The Steve Alexander Group celebrates its 10 year anniversary with the launch of its new Web site at alexanderpa.com. We welcome you to take a test drive to see what you think. If you like the experience, let us know. Your feedback about what works and what could be done better is part of our commitment to improvement. After all, the site is about you, our clients, colleagues and supporters, and the chance we’ve had to serve on behalf of the good work these many individuals and organizations do for their clients, customers and constituents.
And, of course, if our service lines, strategic partners and client testimonials inspire you to contact us, we’d love to have the opportunity to see if we can help you meet your challenges, contribute to your success and collaborate with you as you grow in the coming year.
We’ll also be offering tips, tidbits, advice and insights to challenge your thinking, and stretch yourself, your employees and your organization through our blog.

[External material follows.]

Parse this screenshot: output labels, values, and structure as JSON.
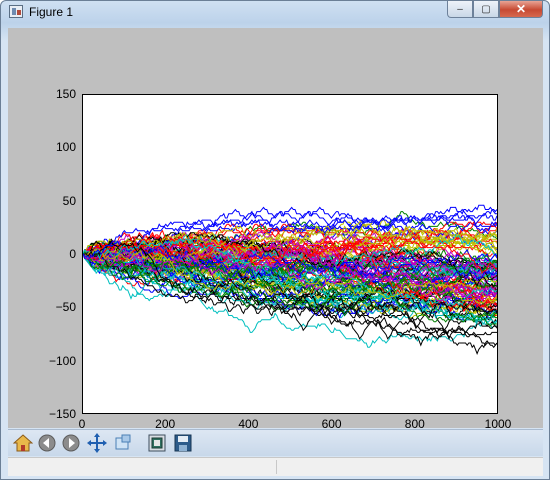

We invite you to opt-in so you can keep abreast of the latest information, articles, resources and other opportunities that can benefit you.
So, thanks for taking the time to experience our new home. We look forward to continuing our work, and our commitment to the best professional services in an array of areas where we can provide value and collaborate in the coming years.
Posted December 14th, 2009 by The Steve Alexander Group
When was the last time you found yourself saying, “Gosh, I just can’t wait to get to work today so I can attend all my meetings!” Many view meetings as a waste of time and effort, a drain on really productive work, with no real, tangible return. Yet, for most of us, meetings are one of the most commonly used tools in the workplace. One tip for ensuring meetings are effective and produce results is the use of an agenda. And one way to be certain there is one, is to ask in advance, “When will the agenda for the meeting be available?”
If you attend a meeting and there’s no printed agenda, you can always ask for an informal one before the meeting gets started. “Before we begin the meeting, I’d just like to ask if we can review what we’re going to cover in the time we have, what the priority issues are, and what we need to accomplish?” Setting the tone for a productive experience begins with a clear statement of the purpose of the meeting, then an agenda, even if informal, to guide the discussion. This will keep attendees focused and will allow all participants, whether the meeting convener or not, to pull everyone back on topic with the suggestion that, when off-topic discussion occurs (and it invariably does!), “Perhaps we can put than on the agenda for a next meeting, since it seems we’re not on the agenda topic we agreed to at the beginning of the meeting.”
Once there’s an agenda in place, everyone can play a role in keeping the group focused. Try it next time and let us know how it works for you.
Return to Top